One week after Deputy Defense Minister Danny Danon said the Israeli government did not support a two-state solution and would work against the creation of a Palestinian state, another deputy minister has joined the chorus.
"The Palestinians are not ready to have a state of their own. They are not even ready for full autonomy," Deputy Minister in the Prime Minister's Office Ofir Akunis (Likud-Beytenu) said Thursday. Considered a close associate of Prime Minister Benjamin Netanyahu, Akunis is charged with coordinating between the cabinet and the Knesset. He also serves as the chairman of the Knesset Finance Committee.

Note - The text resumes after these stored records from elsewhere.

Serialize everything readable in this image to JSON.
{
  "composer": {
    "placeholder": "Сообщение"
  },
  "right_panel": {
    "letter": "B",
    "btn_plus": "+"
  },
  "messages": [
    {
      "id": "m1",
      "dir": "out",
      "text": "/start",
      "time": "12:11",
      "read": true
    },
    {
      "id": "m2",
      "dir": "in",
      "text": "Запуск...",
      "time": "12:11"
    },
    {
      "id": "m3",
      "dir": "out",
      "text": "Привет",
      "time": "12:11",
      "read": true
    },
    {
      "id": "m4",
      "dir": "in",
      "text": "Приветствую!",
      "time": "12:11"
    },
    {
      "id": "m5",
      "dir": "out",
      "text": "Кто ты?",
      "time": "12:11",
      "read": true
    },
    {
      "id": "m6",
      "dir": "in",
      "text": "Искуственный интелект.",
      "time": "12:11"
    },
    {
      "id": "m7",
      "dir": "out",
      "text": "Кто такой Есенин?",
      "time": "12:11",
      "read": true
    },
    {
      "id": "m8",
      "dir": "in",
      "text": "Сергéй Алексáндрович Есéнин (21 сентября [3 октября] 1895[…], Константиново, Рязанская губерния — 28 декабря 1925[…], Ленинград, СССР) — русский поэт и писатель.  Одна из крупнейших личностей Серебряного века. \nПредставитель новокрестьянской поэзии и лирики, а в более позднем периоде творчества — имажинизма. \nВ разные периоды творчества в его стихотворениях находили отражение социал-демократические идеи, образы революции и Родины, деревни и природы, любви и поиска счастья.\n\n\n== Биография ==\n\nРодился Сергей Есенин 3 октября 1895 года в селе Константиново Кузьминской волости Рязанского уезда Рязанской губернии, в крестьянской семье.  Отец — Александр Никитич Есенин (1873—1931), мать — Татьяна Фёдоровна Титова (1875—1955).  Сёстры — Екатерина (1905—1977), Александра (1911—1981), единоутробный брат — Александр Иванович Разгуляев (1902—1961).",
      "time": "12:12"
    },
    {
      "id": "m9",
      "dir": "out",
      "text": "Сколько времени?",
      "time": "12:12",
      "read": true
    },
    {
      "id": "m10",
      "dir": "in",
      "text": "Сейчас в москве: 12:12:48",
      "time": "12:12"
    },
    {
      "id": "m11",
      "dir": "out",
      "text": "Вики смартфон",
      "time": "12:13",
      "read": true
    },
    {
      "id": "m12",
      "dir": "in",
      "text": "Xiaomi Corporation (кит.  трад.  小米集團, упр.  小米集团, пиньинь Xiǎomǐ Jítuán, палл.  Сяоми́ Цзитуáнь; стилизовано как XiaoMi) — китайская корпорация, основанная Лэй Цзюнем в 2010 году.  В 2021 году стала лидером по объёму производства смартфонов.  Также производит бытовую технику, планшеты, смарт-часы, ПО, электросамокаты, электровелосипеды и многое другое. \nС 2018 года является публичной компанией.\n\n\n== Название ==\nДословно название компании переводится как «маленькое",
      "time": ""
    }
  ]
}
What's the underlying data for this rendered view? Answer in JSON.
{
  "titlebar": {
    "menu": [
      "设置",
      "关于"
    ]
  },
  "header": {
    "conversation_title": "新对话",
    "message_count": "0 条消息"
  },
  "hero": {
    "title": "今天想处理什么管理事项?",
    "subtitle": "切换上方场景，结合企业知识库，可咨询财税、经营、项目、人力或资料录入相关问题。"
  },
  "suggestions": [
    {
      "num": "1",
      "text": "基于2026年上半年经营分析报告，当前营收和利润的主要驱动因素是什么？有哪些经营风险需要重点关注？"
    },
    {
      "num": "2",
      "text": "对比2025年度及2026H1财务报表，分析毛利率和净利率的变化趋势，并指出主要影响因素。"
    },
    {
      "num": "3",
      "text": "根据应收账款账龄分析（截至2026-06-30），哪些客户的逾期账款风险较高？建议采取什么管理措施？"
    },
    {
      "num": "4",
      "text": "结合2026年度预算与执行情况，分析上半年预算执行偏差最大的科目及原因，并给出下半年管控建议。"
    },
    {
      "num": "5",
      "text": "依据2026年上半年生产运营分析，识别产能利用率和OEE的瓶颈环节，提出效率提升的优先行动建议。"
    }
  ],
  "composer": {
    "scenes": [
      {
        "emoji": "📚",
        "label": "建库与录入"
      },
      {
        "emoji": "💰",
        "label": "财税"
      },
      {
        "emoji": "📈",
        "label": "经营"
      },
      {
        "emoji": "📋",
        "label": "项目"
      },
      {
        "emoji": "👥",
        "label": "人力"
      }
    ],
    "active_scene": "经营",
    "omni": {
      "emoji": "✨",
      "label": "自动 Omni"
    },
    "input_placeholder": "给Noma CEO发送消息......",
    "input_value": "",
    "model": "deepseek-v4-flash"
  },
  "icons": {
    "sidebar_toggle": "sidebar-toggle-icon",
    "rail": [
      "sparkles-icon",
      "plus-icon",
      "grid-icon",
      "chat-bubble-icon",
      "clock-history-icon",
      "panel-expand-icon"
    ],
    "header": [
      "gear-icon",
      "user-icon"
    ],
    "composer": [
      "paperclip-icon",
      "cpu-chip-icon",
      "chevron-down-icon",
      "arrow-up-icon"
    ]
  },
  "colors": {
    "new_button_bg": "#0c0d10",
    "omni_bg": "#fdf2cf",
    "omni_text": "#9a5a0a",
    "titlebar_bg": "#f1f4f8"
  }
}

Speaking to Israel Radio, Akunis said, "The Palestinians cannot be seen as partners for negotiations because they consistently undermine every attempt to rekindle the peace process, rejecting Israel's calls to resume negotiations without preconditions."
Asked whether he supported the two-state solution, Akunis said, "There is a need to conduct dialogue with the objective of striking an agreement, whatever that agreement may be. Personally, I think that under the current regional circumstances, and specifically in regard to the Palestinians, a long-term interim agreement is the preferable option.
"I think that the Palestinians aren't ready, not just for a state of their own, but also for full autonomy. They are not even ready to conduct talks with Israel.
"The Palestinians, and in many respects our good friends in the United States, headed by the man currently coordinating great efforts to bring the Palestinians back to the negotiating table -- Secretary of State John Kerry -- all of them need to understand that Israel's government has a very clear policy. It has been consistent. You can belittle it from the opposition, or from the op-ed pages, but I think that any intelligent, logical person will agree that our policy is both consistent and wise.
"Our policy is that we are extending our hand in peace; Israel wants peace and Israel wants to resume peace talks. We want direct talks without preconditions.
"The prime minister enjoys wide support within Likud and in the coalition. He is backed by a stable coalition on anything having to do with running the country, including on security issues, which are no less important, and diplomatic issues. There is a wide consensus on the need to resume peace talks with the Palestinians -- direct talks without preconditions."
Last week, Akunis remarked that the Palestinians "pose an obstacle to peace."
"Israel wants peace, and if the Palestinians also wanted it the talks would resume today. They are not coming to the table and they are trying to impose preconditions on us," Akunis said at a Knesset meeting on the 2002 Arab peace initiative.
"Efforts to present Israel as an obstacle to peace are embarrassing. Israel is not an obstacle to peace. The settlements are not an obstacle to peace. The Palestinians are an obstacle to peace."
Also speaking to Israel Radio on Thursday, Meretz Chairwoman MK Zehava Gal-On responded directly to Akunis' remarks, saying that his and other legislators' public comments are "exposing the government's true nature."
According to Gal-On, Prime Minister Benjamin Netanyahu has no real intention of advancing the peace process, since he is dragging his feet and ignoring the Arab peace initiative, which calls for a land swap.